    A multi-intrumentalist who’s worked with everyone in town and written songs for artists ranging from Garth Brooks to Keb’ Mo’, Madeira is turning now to a new solo recording. Having sucessfully funded a collaborative album on Kickstarter last year, Madiera is reaching out to his backers once again to fund an even more personal project.

    This sweet slice of American roots music is our Project of the Day.

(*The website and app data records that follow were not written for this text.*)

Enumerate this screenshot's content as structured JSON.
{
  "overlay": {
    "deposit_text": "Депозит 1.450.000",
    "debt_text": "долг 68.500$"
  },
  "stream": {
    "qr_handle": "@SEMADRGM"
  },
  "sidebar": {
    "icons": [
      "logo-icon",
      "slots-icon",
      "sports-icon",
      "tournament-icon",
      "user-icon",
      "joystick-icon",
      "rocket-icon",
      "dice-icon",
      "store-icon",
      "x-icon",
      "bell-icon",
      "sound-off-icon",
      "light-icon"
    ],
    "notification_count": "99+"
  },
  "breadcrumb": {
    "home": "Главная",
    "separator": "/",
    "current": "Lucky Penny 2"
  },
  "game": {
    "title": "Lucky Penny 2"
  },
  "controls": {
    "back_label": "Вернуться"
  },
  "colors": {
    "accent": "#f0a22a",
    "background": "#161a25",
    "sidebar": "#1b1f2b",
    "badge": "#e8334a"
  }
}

    View on Kickstarter
  3. I’ve been releasing records since 1992 so this new double album will be my 20th anniversary project. I have been fortunate that there have always been healthy independent labels willing and able to do the risky, dirty work of releasing one of my records. But times have changed, the future is now, and the music industry is looking for its face in a foggy mirror.  Regardless, I believe the tangible, physical thing, the album itself as art object, is what keeps songwriting and recording exciting for me.

    —Simon Joyner on his career, the contemporary musical landscape and his new Kickstarter project. As genuine and honest as his songs. 

  4. KSR IRL: This week Marissa Nadler comes to NYC promoting her latest album, Box of Ceder. With the help of Kickstarter, Nadler self-released the record this past June and is currently touring the northeast with Faces on Film. She’ll play Mercury Lounge on July 27th and Littlefield July 30th.

“If you measured artists’ popularity by the devotion of their cults, Marissa Nadler wouldn’t exactly be overlooked. After four finely wrought neo-folk albums, the Massachusetts-based songwriter got by with a little help from her fans in making this self-titled, self-released album. That successful Kickstarter funding campaign bears deeply rewarding fruit on Marissa Nadler, an uncommonly detailed album that’s full of otherworldly romantic melancholy, whether in country-glinting “The Sun Always Reminds Me of You” or synth-touched “Baby, I Will Leave You in the Morning”. Nadler’s patient, often-elliptical songwriting shines through clearly enough to welcome a whole new crowd of rabid supporters.” — Marc Hogan via Pitchfork’s Overlooked Records of 2011

    KSR IRL: This week Marissa Nadler comes to NYC promoting her latest album, Box of Ceder. With the help of Kickstarter, Nadler self-released the record this past June and is currently touring the northeast with Faces on Film. She’ll play Mercury Lounge on July 27th and Littlefield July 30th.

    Marissa Nadler tour

    “If you measured artists’ popularity by the devotion of their cults, Marissa Nadler wouldn’t exactly be overlooked. After four finely wrought neo-folk albums, the Massachusetts-based songwriter got by with a little help from her fans in making this self-titled, self-released album. That successful Kickstarter funding campaign bears deeply rewarding fruit on Marissa Nadler, an uncommonly detailed album that’s full of otherworldly romantic melancholy, whether in country-glinting “The Sun Always Reminds Me of You” or synth-touched “Baby, I Will Leave You in the Morning”. Nadler’s patient, often-elliptical songwriting shines through clearly enough to welcome a whole new crowd of rabid supporters.” — Marc Hogan via Pitchfork’s Overlooked Records of 2011